Sarah Palin, well, she seems to have vanished into thin air after it was revealed she had a one-night stand with Glen Rice, the former NBA star. (Palin may still have a large core of supporters, but it appears she has nonetheless missed her window of opportunity for seeking the highest office in the land).

Ron Paul (who, admittedly, boasts a rabid and passionate following) is nonetheless more of a professional crackpot than a legitimate presidential candidate. The elderly Texas congressman espouses such extremist (and frankly absurd) policies that he is doomed to the dustbin of history.

Have I left out anyone? Oh, Rick Santorum and Jon Huntsman. Yawn.

The lack of a quality candidate reflects a deep cancer within the Republican Party – it is hopelessly fractured and has inspired deep wells of hostility from much of the U.S. public who associate the GOP with protecting corporate excesses and Wall Street (even though Obama and many top Democrats are also deeply in the pockets of big business).

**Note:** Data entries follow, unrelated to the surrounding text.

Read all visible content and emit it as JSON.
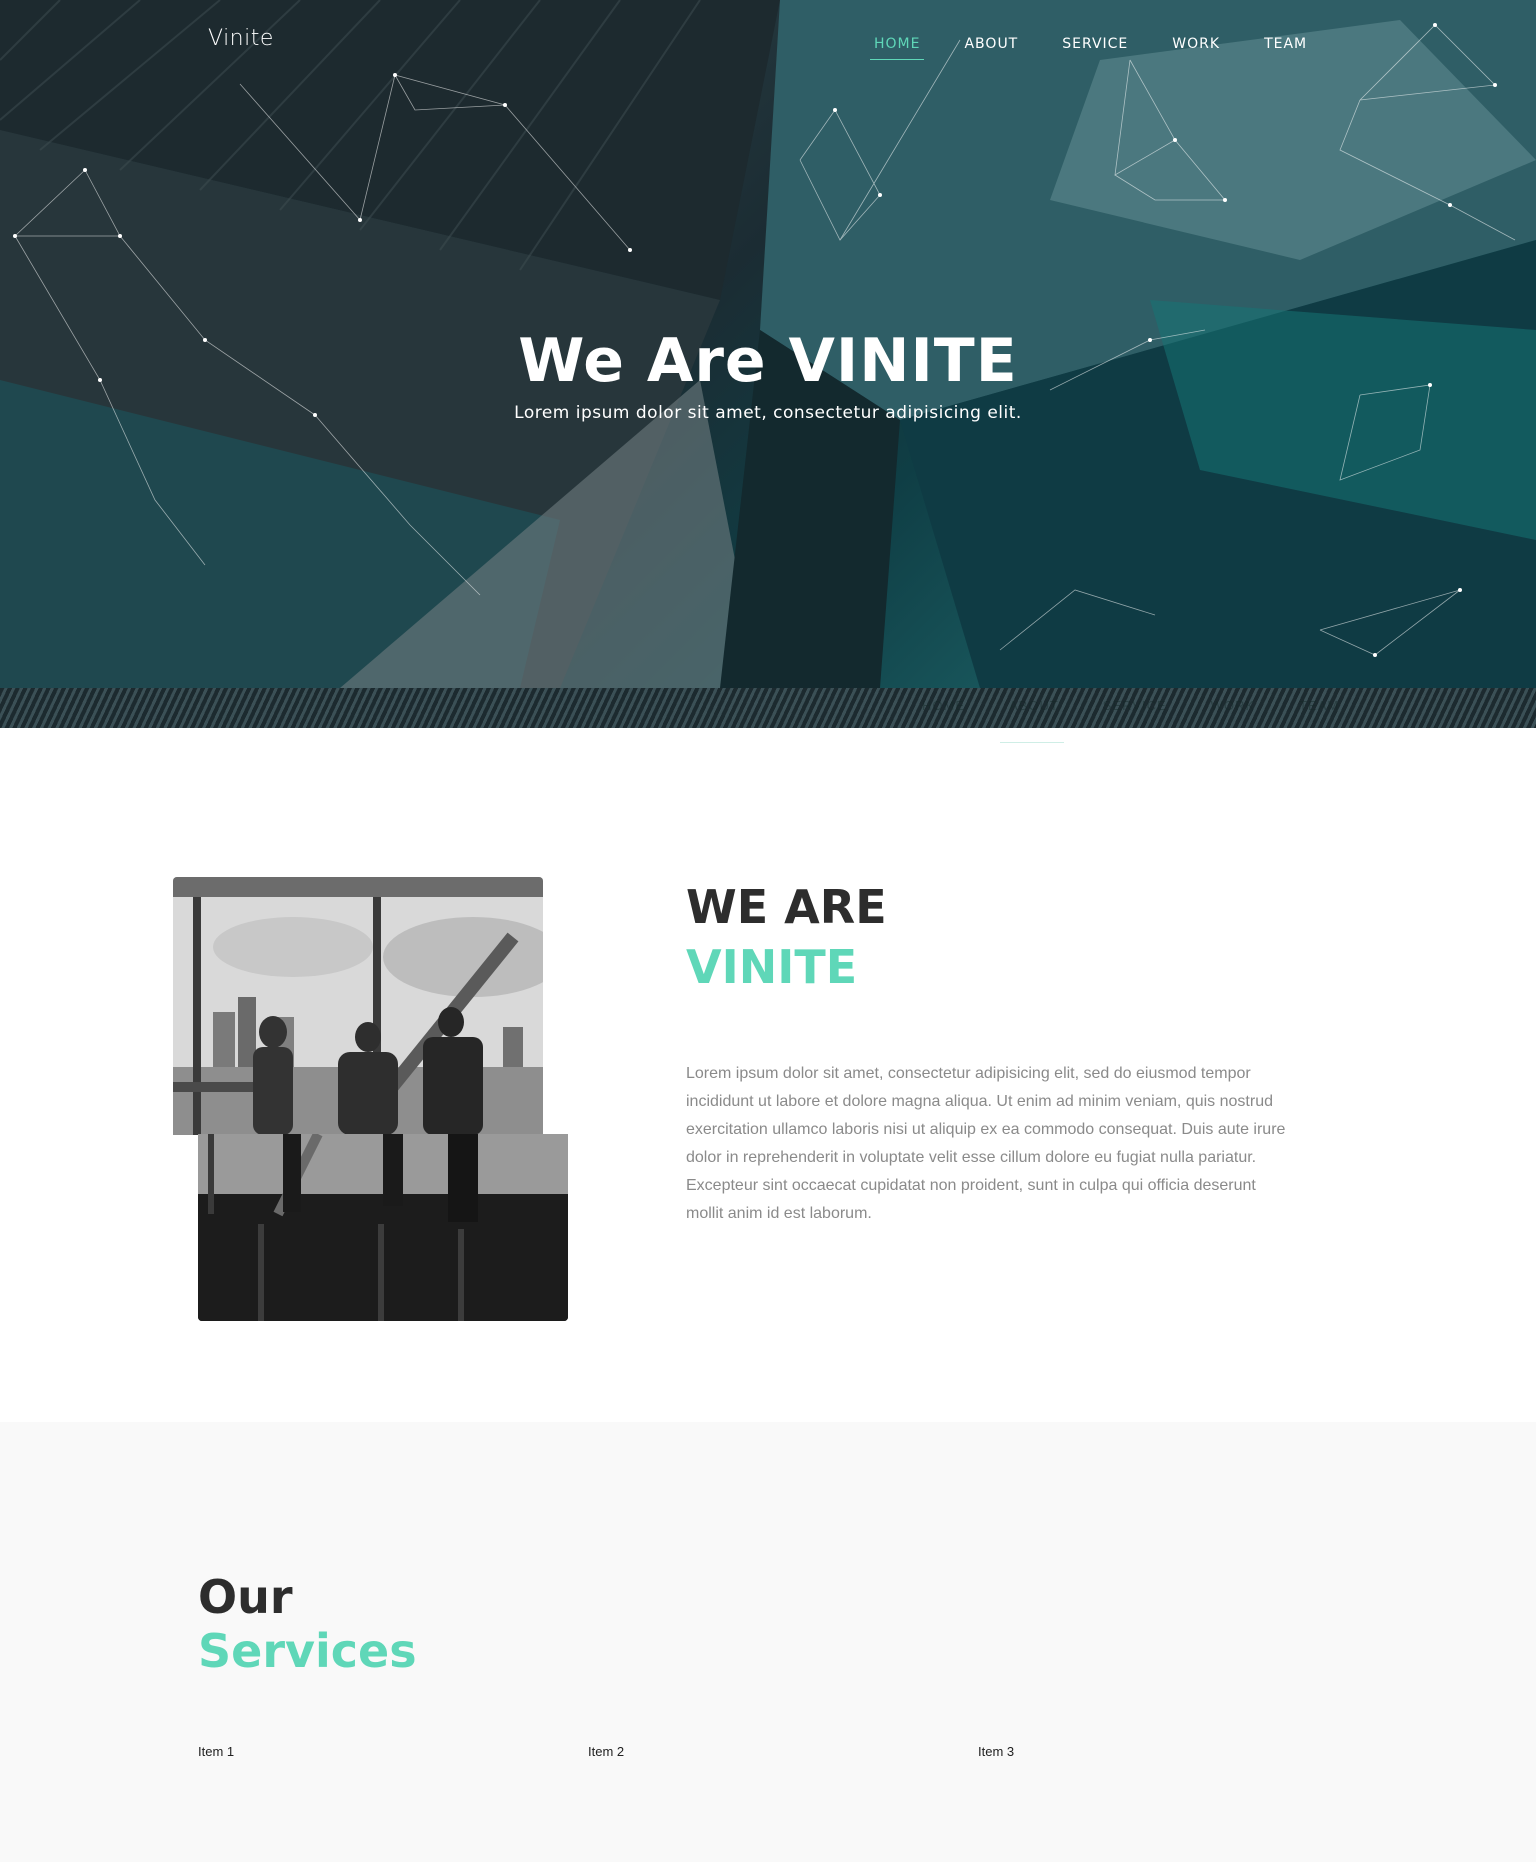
{
  "brand": {
    "logo": "Vinite",
    "accent": "#5fd7b8"
  },
  "nav": {
    "items": [
      "HOME",
      "ABOUT",
      "SERVICE",
      "WORK",
      "TEAM"
    ],
    "active": "HOME"
  },
  "hero": {
    "title": "We Are VINITE",
    "subtitle": "Lorem ipsum dolor sit amet, consectetur adipisicing elit."
  },
  "ghost_nav": [
    "HOME",
    "ABOUT",
    "SERVICE",
    "WORK",
    "TEAM"
  ],
  "about": {
    "heading_line1": "WE ARE",
    "heading_line2": "VINITE",
    "body": "Lorem ipsum dolor sit amet, consectetur adipisicing elit, sed do eiusmod tempor incididunt ut labore et dolore magna aliqua. Ut enim ad minim veniam, quis nostrud exercitation ullamco laboris nisi ut aliquip ex ea commodo consequat. Duis aute irure dolor in reprehenderit in voluptate velit esse cillum dolore eu fugiat nulla pariatur. Excepteur sint occaecat cupidatat non proident, sunt in culpa qui officia deserunt mollit anim id est laborum."
  },
  "services": {
    "heading_line1": "Our",
    "heading_line2": "Services",
    "items": [
      "Item 1",
      "Item 2",
      "Item 3"
    ]
  }
}
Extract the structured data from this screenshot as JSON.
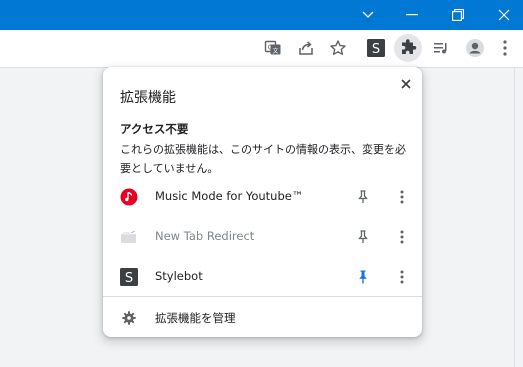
{
  "colors": {
    "titlebar": "#0078d4",
    "pinned": "#1a73e8",
    "icon_gray": "#5f6368",
    "music_red": "#e60023",
    "stylebot_dark": "#3c4043"
  },
  "toolbar": {
    "icons": [
      "translate-icon",
      "share-icon",
      "star-icon",
      "stylebot-icon",
      "extensions-puzzle-icon",
      "reading-list-icon",
      "profile-icon",
      "more-vertical-icon"
    ],
    "stylebot_letter": "S"
  },
  "popup": {
    "title": "拡張機能",
    "close_glyph": "✕",
    "section_title": "アクセス不要",
    "section_desc": "これらの拡張機能は、このサイトの情報の表示、変更を必要としていません。",
    "extensions": [
      {
        "name": "Music Mode for Youtube™",
        "icon": "music-note-icon",
        "pinned": false,
        "muted": false
      },
      {
        "name": "New Tab Redirect",
        "icon": "new-tab-redirect-icon",
        "pinned": false,
        "muted": true
      },
      {
        "name": "Stylebot",
        "icon": "stylebot-icon",
        "pinned": true,
        "muted": false,
        "letter": "S"
      }
    ],
    "manage_label": "拡張機能を管理"
  }
}
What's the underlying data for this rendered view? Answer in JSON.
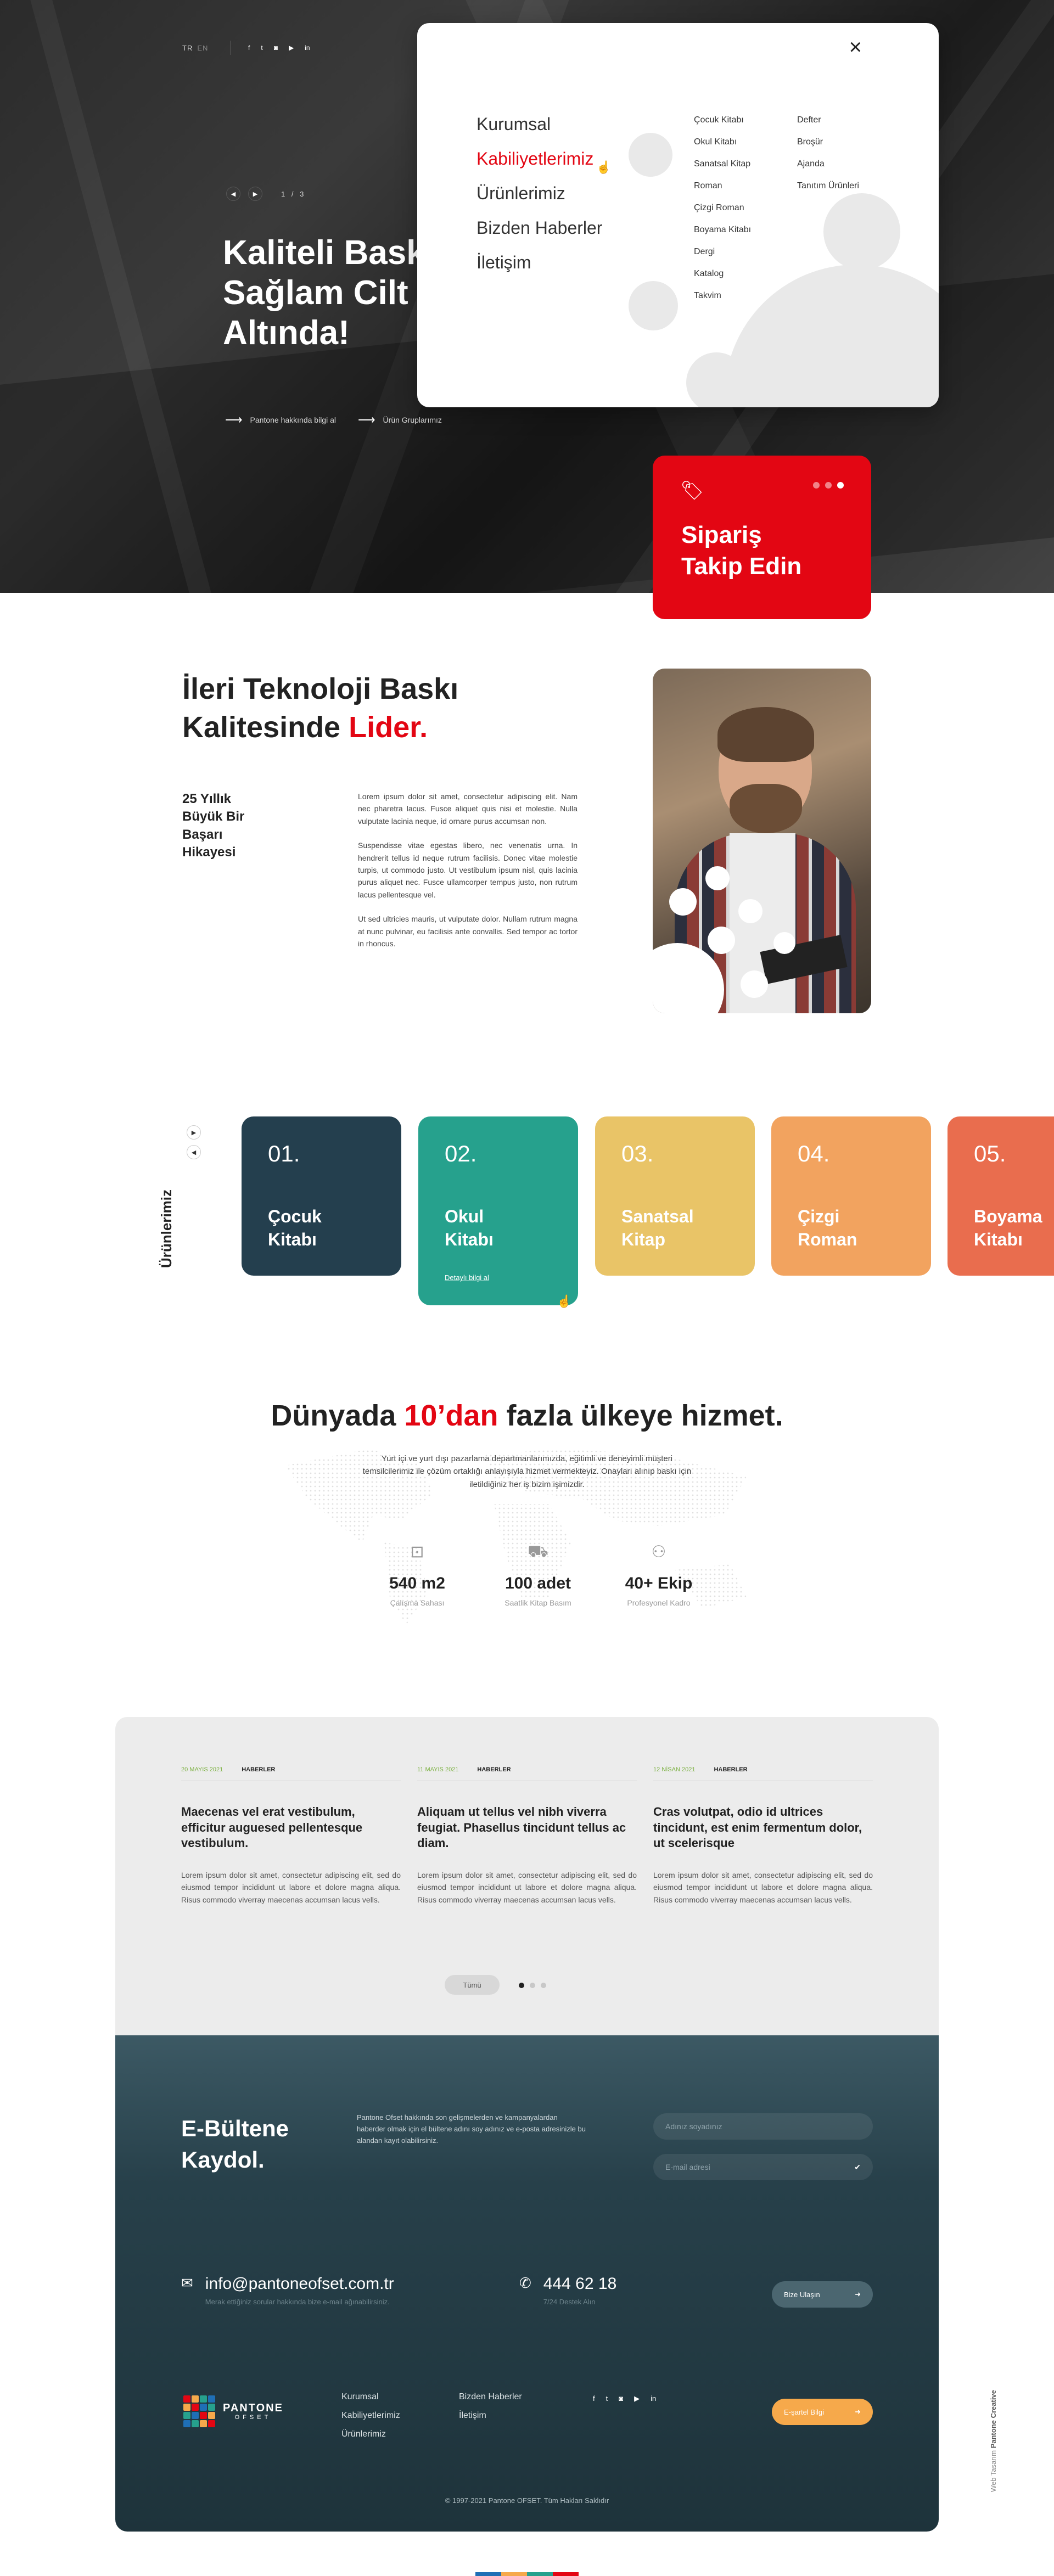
{
  "hero": {
    "lang": {
      "tr": "TR",
      "en": "EN"
    },
    "social": [
      "f",
      "t",
      "◙",
      "▶",
      "in"
    ],
    "slide_counter": "1 / 3",
    "title": "Kaliteli Baskı Sağlam Cilt Altında!",
    "links": [
      {
        "label": "Pantone hakkında bilgi al"
      },
      {
        "label": "Ürün Gruplarımız"
      }
    ]
  },
  "menu": {
    "main": [
      "Kurumsal",
      "Kabiliyetlerimiz",
      "Ürünlerimiz",
      "Bizden Haberler",
      "İletişim"
    ],
    "active_index": 1,
    "col1": [
      "Çocuk Kitabı",
      "Okul Kitabı",
      "Sanatsal Kitap",
      "Roman",
      "Çizgi Roman",
      "Boyama Kitabı",
      "Dergi",
      "Katalog",
      "Takvim"
    ],
    "col2": [
      "Defter",
      "Broşür",
      "Ajanda",
      "Tanıtım Ürünleri"
    ]
  },
  "order": {
    "title": "Sipariş Takip Edin"
  },
  "about": {
    "title_1": "İleri Teknoloji Baskı Kalitesinde ",
    "title_red": "Lider.",
    "side": "25 Yıllık Büyük Bir Başarı Hikayesi",
    "p1": "Lorem ipsum dolor sit amet, consectetur adipiscing elit. Nam nec pharetra lacus. Fusce aliquet quis nisi et molestie. Nulla vulputate lacinia neque, id ornare purus accumsan non.",
    "p2": "Suspendisse vitae egestas libero, nec venenatis urna. In hendrerit tellus id neque rutrum facilisis. Donec vitae molestie turpis, ut commodo justo. Ut vestibulum ipsum nisl, quis lacinia purus aliquet nec. Fusce ullamcorper tempus justo, non rutrum lacus pellentesque vel.",
    "p3": "Ut sed ultricies mauris, ut vulputate dolor. Nullam rutrum magna at nunc pulvinar, eu facilisis ante convallis. Sed tempor ac tortor in rhoncus."
  },
  "products": {
    "label": "Ürünlerimiz",
    "cards": [
      {
        "num": "01.",
        "name": "Çocuk Kitabı",
        "color": "#243f4e"
      },
      {
        "num": "02.",
        "name": "Okul Kitabı",
        "color": "#26a18d",
        "more": "Detaylı bilgi al"
      },
      {
        "num": "03.",
        "name": "Sanatsal Kitap",
        "color": "#e9c467"
      },
      {
        "num": "04.",
        "name": "Çizgi Roman",
        "color": "#f2a35f"
      },
      {
        "num": "05.",
        "name": "Boyama Kitabı",
        "color": "#e96d4e"
      }
    ]
  },
  "world": {
    "title_1": "Dünyada ",
    "title_red": "10’dan",
    "title_2": " fazla ülkeye hizmet.",
    "desc": "Yurt içi ve yurt dışı pazarlama departmanlarımızda, eğitimli ve deneyimli müşteri temsilcilerimiz ile çözüm ortaklığı anlayışıyla hizmet vermekteyiz. Onayları alınıp baskı için iletildiğiniz her iş bizim işimizdir.",
    "stats": [
      {
        "icon": "⊡",
        "value": "540 m2",
        "label": "Çalışma Sahası"
      },
      {
        "icon": "⛟",
        "value": "100 adet",
        "label": "Saatlik Kitap Basım"
      },
      {
        "icon": "⚇",
        "value": "40+ Ekip",
        "label": "Profesyonel Kadro"
      }
    ]
  },
  "news": {
    "items": [
      {
        "date": "20 MAYIS 2021",
        "cat": "HABERLER",
        "title": "Maecenas vel erat vestibulum, efficitur auguesed pellentesque vestibulum.",
        "body": "Lorem ipsum dolor sit amet, consectetur adipiscing elit, sed do eiusmod tempor incididunt ut labore et dolore magna aliqua. Risus commodo viverray maecenas accumsan lacus vells."
      },
      {
        "date": "11 MAYIS 2021",
        "cat": "HABERLER",
        "title": "Aliquam ut tellus vel nibh viverra feugiat. Phasellus tincidunt tellus ac diam.",
        "body": "Lorem ipsum dolor sit amet, consectetur adipiscing elit, sed do eiusmod tempor incididunt ut labore et dolore magna aliqua. Risus commodo viverray maecenas accumsan lacus vells."
      },
      {
        "date": "12 NİSAN 2021",
        "cat": "HABERLER",
        "title": "Cras volutpat, odio id ultrices tincidunt, est enim fermentum dolor, ut scelerisque",
        "body": "Lorem ipsum dolor sit amet, consectetur adipiscing elit, sed do eiusmod tempor incididunt ut labore et dolore magna aliqua. Risus commodo viverray maecenas accumsan lacus vells."
      }
    ],
    "all_label": "Tümü"
  },
  "footer": {
    "nl_title": "E-Bültene Kaydol.",
    "nl_desc": "Pantone Ofset hakkında son gelişmelerden ve kampanyalardan haberder olmak için el bültene adını soy adınız ve e-posta adresinizle bu alandan kayıt olabilirsiniz.",
    "name_placeholder": "Adınız soyadınız",
    "email_placeholder": "E-mail adresi",
    "email": "info@pantoneofset.com.tr",
    "email_note": "Merak ettiğiniz sorular hakkında bize e-mail ağınabilirsiniz.",
    "phone": "444 62 18",
    "phone_note": "7/24 Destek Alın",
    "contact_btn": "Bize Ulaşın",
    "logo_name": "PANTONE",
    "logo_sub": "OFSET",
    "nav1": [
      "Kurumsal",
      "Kabiliyetlerimiz",
      "Ürünlerimiz"
    ],
    "nav2": [
      "Bizden Haberler",
      "İletişim"
    ],
    "social": [
      "f",
      "t",
      "◙",
      "▶",
      "in"
    ],
    "apply_btn": "E-şartel Bilgi",
    "copyright": "© 1997-2021 Pantone OFSET. Tüm Hakları Saklıdır",
    "credit_1": "Web Tasarım ",
    "credit_2": "Pantone Creative"
  }
}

The rise of the Tea Party, for instance, has forced many moderate Republican lawmakers to adopt a more right-wing stance on social issues like abortion and homosexuality. But this is actually nothing new – thirty years ago, the emergence of Evangelical Christians (as exemplified by Reverend Jerry Falwell and others) compelled Ronald Reagan to sound like a Bible-thumper – when he had never shown such religious zeal in his long political career in California.

Indeed, Reagan probably could not have won the 1980 election without the support of Christian Conservatives – and the GOP has been beholden to them ever since.

I know many Republicans who detest the Tea Party as well as the Evangelicals – they believe these groups have “hijacked” the party and will likely make it impossible for the GOP to attract a broad national constituency.

The classic Republican – who espoused low taxes, strong defense and limited government regulations – probably disappeared with Nelson Rockefeller and Barry Goldwater.

The GOP is in dire trouble – they have no one who can attract a large, national base of supporters, nor do they possess a cogent political platform.

As such, the 2012 election will be handed over to Barack Obama on a silver plate. Despite Obama's sinking popularity ratings and the disenchantment many of his supporters feel, these Democrat voters have no other choice but to vote for him. I doubt many of them will switch sides in the election.

The Republicans best hope is to sacrifice 2012 and wait until 2016 when a new generation of GOP luminaries emerge for possible candidacy -- including New Jersey governor Chris Christie and Louisiana governor Bobby Jindal.